* _DATA FOR REVIEW_:
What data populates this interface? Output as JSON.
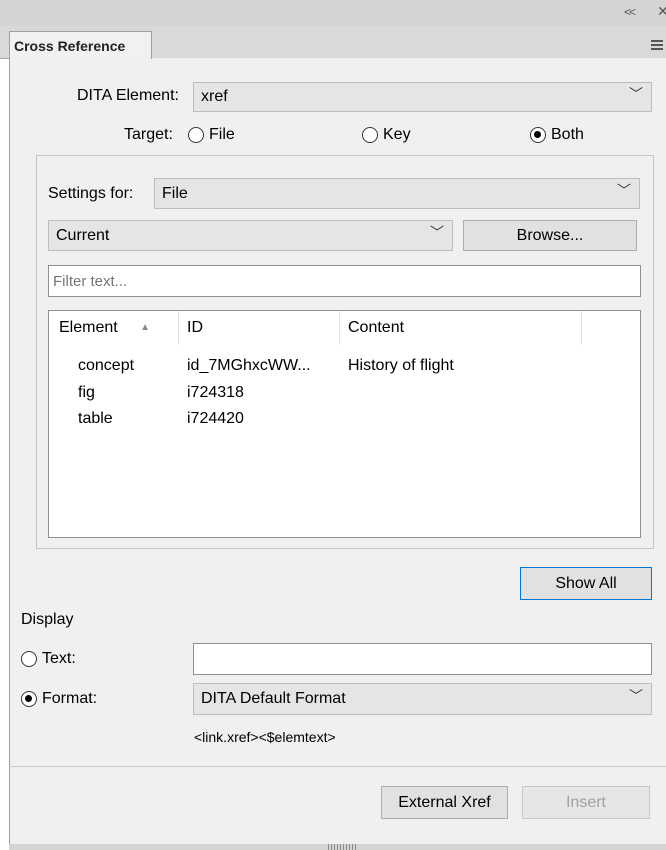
{
  "panel": {
    "tab_title": "Cross Reference"
  },
  "dita_element": {
    "label": "DITA Element:",
    "value": "xref"
  },
  "target": {
    "label": "Target:",
    "options": [
      {
        "label": "File",
        "selected": false
      },
      {
        "label": "Key",
        "selected": false
      },
      {
        "label": "Both",
        "selected": true
      }
    ]
  },
  "settings": {
    "label": "Settings for:",
    "value": "File",
    "scope_value": "Current",
    "browse_label": "Browse...",
    "filter_placeholder": "Filter text..."
  },
  "table": {
    "columns": [
      "Element",
      "ID",
      "Content"
    ],
    "sort_indicator": "▲",
    "rows": [
      {
        "element": "concept",
        "id": "id_7MGhxcWW...",
        "content": "History of flight"
      },
      {
        "element": "fig",
        "id": "i724318",
        "content": ""
      },
      {
        "element": "table",
        "id": "i724420",
        "content": ""
      }
    ]
  },
  "show_all_label": "Show All",
  "display": {
    "title": "Display",
    "text_label": "Text:",
    "text_value": "",
    "text_selected": false,
    "format_label": "Format:",
    "format_selected": true,
    "format_value": "DITA Default Format",
    "format_preview": "<link.xref><$elemtext>"
  },
  "footer": {
    "external_xref_label": "External Xref",
    "insert_label": "Insert"
  },
  "colors": {
    "chrome": "#d4d4d4",
    "panel": "#f0f0f0",
    "focus_border": "#0078d7",
    "disabled_text": "#a0a0a0"
  }
}
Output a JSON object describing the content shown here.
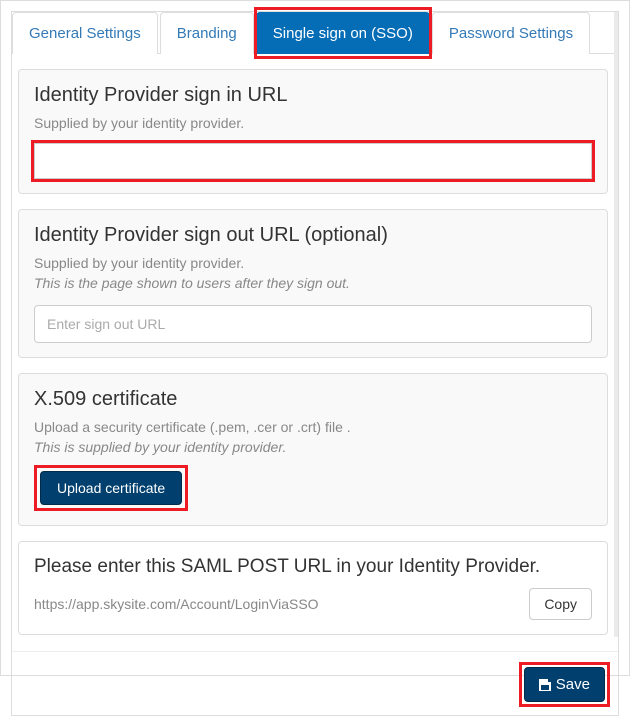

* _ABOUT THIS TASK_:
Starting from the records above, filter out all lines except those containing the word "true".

* _EXERCISE SOLUTION_:
        "selected": true
    "format_selected": true,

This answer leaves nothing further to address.